EXERCISE INSTRUCTIONS
Check every line of the records below for the string "active", then report only how many lines have it.

SUPPLIED RECORDS
━━━━━━━━━━━━━━━━━━━━
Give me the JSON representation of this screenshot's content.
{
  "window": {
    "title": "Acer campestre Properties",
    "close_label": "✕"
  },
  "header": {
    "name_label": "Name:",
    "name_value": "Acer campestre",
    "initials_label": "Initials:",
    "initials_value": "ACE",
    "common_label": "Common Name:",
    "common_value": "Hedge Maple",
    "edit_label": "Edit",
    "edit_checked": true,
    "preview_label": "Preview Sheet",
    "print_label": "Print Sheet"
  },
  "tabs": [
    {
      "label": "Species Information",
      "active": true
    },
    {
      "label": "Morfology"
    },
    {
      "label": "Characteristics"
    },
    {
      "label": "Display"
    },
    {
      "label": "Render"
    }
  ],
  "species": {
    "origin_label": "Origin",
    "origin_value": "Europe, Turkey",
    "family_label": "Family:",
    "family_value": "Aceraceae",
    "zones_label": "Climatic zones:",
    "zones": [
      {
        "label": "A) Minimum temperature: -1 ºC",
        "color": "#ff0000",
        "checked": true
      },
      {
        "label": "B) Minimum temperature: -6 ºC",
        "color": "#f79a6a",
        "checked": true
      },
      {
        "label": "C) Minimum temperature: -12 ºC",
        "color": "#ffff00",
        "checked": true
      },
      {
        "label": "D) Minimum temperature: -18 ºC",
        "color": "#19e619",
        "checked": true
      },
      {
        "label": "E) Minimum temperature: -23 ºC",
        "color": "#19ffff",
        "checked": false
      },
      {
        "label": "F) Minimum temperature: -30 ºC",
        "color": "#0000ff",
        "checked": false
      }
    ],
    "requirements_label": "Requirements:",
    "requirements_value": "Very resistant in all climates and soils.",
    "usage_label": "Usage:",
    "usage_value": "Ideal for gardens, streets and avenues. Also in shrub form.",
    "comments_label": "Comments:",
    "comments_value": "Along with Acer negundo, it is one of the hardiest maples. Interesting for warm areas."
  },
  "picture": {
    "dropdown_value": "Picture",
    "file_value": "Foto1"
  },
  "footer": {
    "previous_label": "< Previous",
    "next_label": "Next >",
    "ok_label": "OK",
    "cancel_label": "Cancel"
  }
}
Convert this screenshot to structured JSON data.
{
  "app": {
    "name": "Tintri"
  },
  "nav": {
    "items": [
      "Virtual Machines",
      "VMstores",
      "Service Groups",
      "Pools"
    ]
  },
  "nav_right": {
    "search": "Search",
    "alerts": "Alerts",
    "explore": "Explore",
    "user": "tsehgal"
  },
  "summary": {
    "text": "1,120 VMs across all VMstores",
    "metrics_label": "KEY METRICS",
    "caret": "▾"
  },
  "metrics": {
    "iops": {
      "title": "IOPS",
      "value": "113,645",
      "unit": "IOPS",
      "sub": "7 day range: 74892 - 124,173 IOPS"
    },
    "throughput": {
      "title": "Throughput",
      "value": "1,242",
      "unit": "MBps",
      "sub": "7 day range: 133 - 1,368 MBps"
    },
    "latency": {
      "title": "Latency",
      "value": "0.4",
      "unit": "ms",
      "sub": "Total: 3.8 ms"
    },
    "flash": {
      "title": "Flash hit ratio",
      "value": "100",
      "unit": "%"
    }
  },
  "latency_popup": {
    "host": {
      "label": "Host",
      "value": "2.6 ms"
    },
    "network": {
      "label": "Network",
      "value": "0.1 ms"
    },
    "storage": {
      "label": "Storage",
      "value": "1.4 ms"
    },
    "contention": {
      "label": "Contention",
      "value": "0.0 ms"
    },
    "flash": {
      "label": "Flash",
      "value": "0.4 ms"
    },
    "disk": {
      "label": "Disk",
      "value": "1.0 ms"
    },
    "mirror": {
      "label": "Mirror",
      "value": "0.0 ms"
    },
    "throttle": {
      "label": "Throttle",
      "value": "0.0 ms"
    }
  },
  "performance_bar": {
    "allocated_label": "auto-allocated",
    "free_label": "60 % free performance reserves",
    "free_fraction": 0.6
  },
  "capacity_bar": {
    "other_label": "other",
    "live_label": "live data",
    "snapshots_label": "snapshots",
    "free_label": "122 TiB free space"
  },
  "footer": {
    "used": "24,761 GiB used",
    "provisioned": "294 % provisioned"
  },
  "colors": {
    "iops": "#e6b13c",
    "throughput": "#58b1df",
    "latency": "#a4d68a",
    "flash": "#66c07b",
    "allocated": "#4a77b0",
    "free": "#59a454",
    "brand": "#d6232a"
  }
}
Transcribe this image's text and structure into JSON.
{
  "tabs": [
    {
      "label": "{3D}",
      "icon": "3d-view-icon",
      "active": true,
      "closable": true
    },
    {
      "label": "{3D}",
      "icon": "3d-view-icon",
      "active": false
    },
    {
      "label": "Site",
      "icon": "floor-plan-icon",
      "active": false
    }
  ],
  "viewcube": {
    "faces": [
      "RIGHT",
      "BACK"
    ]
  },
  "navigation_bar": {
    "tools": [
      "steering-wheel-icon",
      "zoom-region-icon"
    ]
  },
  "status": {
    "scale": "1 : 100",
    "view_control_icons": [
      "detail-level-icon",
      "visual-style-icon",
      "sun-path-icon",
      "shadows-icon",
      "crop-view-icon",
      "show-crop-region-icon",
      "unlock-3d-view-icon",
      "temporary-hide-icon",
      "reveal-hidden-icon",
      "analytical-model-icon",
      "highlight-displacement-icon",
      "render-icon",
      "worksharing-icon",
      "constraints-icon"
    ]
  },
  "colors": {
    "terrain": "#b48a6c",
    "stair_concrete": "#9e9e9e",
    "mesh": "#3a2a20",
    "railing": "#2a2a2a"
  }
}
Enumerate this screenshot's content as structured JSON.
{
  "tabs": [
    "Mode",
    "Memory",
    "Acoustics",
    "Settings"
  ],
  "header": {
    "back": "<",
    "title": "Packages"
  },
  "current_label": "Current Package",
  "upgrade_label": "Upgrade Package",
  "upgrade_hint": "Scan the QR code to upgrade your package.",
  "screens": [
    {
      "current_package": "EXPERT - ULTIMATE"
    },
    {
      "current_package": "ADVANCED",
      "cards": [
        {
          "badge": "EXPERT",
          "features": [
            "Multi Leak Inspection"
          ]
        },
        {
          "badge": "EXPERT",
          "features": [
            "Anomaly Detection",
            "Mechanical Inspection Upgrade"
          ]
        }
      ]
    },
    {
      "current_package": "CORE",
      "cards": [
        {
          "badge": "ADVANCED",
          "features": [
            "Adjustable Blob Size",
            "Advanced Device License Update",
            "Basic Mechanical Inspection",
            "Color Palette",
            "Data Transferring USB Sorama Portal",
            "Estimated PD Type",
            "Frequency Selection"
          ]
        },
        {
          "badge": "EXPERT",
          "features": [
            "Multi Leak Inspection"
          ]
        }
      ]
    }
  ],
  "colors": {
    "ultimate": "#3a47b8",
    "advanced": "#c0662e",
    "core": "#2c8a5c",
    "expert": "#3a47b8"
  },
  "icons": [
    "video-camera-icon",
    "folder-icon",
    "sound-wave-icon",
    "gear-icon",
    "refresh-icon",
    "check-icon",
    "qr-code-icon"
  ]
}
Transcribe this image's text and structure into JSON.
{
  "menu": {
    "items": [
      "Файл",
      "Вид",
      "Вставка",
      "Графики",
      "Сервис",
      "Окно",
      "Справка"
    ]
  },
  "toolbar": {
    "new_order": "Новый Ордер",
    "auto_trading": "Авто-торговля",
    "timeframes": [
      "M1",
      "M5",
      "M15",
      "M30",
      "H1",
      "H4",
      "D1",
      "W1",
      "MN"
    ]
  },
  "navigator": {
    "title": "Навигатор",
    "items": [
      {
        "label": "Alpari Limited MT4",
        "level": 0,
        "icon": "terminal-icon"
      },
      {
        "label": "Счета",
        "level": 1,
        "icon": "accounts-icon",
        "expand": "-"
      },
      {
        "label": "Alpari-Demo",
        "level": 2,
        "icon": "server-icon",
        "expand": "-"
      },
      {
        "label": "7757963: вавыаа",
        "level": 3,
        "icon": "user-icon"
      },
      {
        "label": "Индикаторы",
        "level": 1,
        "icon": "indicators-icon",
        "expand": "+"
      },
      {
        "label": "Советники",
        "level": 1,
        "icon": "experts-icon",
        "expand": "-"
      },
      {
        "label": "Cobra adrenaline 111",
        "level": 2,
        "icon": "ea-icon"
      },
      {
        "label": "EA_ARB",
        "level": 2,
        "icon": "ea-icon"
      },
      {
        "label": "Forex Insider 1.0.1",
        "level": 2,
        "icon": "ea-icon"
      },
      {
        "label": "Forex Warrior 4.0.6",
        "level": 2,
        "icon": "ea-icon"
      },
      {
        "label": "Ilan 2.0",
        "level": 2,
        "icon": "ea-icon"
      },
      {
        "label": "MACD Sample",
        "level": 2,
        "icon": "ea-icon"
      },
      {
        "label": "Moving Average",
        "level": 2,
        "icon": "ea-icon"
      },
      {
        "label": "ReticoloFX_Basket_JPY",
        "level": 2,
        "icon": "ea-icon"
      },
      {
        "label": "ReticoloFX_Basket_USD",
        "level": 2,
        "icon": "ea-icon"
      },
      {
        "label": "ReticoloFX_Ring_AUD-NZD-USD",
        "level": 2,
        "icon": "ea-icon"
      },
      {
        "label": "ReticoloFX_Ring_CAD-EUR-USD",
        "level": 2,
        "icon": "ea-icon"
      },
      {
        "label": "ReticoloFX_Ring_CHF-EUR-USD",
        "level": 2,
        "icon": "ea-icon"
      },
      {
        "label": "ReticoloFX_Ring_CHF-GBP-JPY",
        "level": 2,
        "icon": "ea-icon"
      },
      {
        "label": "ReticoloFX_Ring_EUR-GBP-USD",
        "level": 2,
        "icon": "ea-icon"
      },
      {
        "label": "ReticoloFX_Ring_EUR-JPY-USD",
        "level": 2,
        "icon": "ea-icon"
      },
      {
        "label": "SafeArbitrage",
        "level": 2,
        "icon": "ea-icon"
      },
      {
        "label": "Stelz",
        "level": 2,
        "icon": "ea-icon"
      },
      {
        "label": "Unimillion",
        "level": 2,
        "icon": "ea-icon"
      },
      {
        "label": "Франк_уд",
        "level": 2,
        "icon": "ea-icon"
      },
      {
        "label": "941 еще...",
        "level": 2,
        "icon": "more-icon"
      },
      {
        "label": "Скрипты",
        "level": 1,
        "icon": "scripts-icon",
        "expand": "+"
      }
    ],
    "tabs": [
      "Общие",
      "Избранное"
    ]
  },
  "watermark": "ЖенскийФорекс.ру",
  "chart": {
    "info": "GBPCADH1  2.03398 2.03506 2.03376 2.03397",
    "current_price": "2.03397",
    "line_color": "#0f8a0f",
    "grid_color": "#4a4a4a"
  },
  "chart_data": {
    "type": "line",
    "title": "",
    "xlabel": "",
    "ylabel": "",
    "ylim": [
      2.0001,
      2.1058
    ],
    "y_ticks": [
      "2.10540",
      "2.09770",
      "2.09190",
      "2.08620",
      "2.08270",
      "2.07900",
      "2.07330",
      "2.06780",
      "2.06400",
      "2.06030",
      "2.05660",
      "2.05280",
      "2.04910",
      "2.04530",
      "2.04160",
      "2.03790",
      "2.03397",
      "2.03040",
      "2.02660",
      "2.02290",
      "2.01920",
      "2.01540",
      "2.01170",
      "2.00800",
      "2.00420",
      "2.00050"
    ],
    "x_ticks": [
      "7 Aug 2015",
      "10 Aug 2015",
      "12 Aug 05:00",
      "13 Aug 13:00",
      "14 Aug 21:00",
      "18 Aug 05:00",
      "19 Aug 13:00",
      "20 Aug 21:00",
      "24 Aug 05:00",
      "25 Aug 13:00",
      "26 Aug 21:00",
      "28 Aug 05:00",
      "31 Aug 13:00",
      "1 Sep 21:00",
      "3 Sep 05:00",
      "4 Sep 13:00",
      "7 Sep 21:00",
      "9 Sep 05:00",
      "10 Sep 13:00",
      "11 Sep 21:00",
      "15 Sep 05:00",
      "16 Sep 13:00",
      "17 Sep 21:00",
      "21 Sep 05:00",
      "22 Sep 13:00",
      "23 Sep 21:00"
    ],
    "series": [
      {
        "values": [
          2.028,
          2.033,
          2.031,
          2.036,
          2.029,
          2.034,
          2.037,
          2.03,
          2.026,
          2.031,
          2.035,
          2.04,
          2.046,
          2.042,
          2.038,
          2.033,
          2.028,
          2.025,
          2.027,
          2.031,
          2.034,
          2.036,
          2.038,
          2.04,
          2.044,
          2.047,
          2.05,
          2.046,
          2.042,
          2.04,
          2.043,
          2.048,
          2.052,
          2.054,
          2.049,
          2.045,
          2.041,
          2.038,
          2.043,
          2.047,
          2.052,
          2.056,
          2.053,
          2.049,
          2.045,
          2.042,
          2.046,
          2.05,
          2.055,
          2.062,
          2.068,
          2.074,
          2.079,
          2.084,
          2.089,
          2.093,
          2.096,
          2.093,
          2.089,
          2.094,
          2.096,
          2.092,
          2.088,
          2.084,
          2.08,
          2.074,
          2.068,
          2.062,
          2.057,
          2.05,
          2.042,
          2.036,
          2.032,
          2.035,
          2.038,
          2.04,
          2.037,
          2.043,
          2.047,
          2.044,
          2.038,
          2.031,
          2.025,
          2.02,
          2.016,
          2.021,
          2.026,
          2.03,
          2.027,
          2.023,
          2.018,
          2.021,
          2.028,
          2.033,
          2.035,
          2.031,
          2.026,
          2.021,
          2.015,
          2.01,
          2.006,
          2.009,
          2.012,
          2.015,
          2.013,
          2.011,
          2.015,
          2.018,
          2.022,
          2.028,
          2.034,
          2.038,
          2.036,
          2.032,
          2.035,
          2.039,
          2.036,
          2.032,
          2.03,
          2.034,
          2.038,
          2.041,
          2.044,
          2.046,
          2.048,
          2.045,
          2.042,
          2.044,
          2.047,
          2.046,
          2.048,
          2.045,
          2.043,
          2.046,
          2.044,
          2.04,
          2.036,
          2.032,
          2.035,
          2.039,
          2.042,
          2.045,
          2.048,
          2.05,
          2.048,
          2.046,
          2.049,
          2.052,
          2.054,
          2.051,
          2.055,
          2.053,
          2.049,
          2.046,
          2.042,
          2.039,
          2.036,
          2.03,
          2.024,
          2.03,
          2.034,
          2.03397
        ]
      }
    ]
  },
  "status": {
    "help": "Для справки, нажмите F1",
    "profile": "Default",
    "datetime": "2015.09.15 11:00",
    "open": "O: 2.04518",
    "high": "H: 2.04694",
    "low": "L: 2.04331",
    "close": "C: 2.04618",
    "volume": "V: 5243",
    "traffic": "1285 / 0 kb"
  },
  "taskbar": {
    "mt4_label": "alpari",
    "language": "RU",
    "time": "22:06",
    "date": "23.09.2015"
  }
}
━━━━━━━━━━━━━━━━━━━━
TASK SOLUTION
4